“We looked at every city facility’s utility bills, and then after that we did an evaluation based on which ones have the most consumption during daylight hours that would be able to use the energy created by the solar panels,” Feezer said. “We looked at facilities that had the best potential return on the investment by decreasing the amount of electrical use and consuming the electricity that we generate.”
Feezer said another consideration was which locations would provide ease of construction and access to the electricity meter.
The council’s approval of the application supports earlier resolutions aiming to reduce carbon emissions from municipal government facilities, and to reach carbon neutrality by 2050.
“By participating in the Blue Sky grant, we will actually get to claim these two facilities as carbon neutral, and that will definitely help as we moved towards that goal, if we receive the grant,” Feezer said.
He added the city is looking at other projects such as incorporating electric vehicles and using solar panels in the construction of new city facilities.
“We are trying to make every consideration that we can as new facilities come on,” Feezer said. “Hopefully we can include solar as a part of the construction of new facilities to help get us to where we start to attain the council’s goal of carbon neutrality, and also start doing things a little better for our community and our environment.”
According to the resolution, the city estimates the project will pay for itself in about eight years.

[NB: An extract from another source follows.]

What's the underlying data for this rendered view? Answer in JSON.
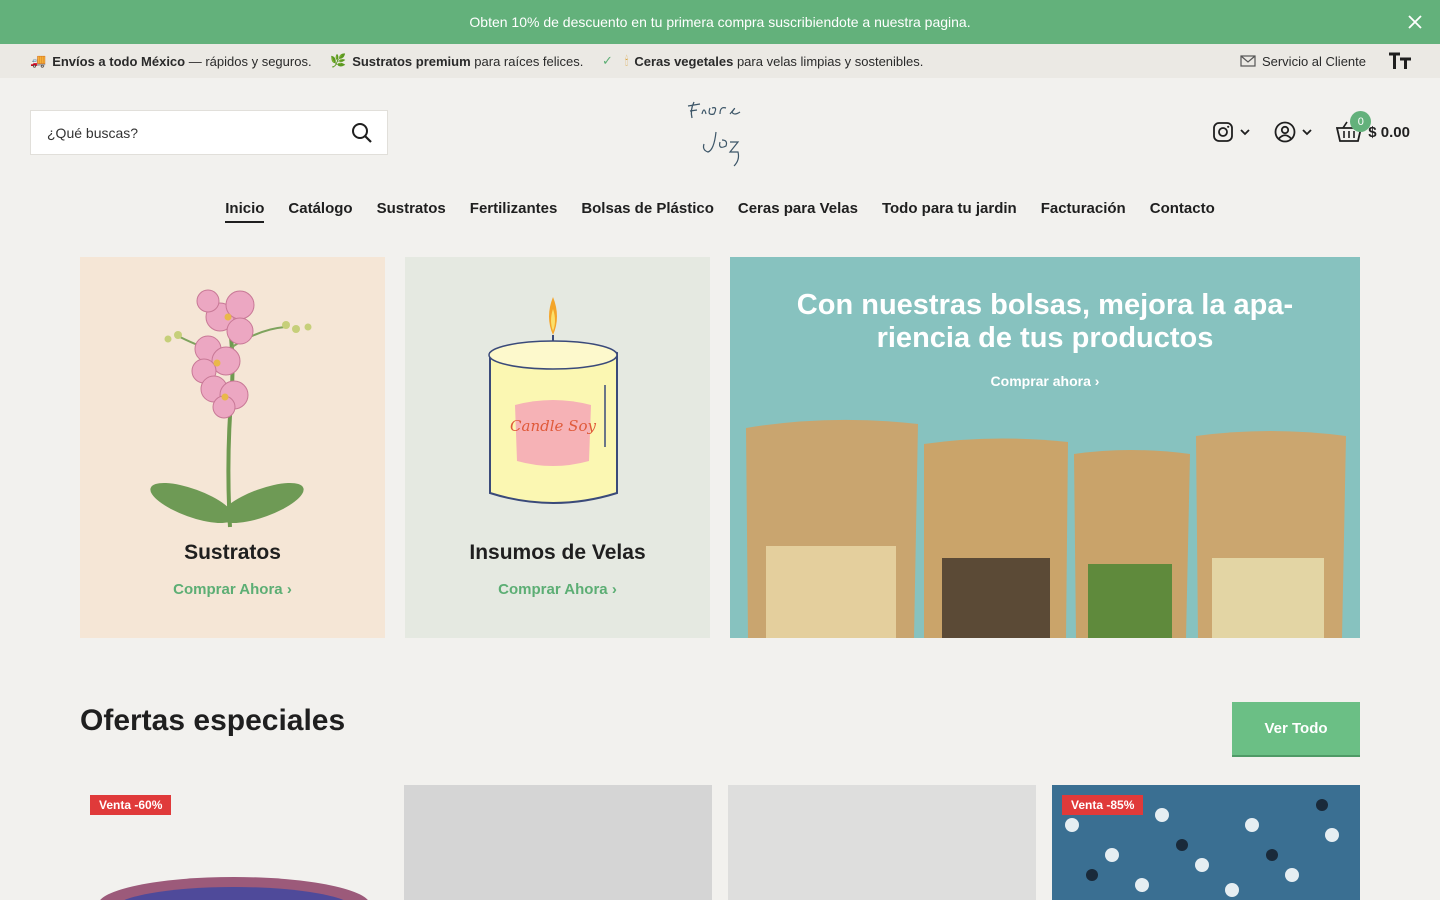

“We are extremely excited about this project,” Feezer said. “It’s a big step for the municipality to take this on, but if we do this and do this right, and it is successful, I think our citizens can expect to see more implementation as we go through.”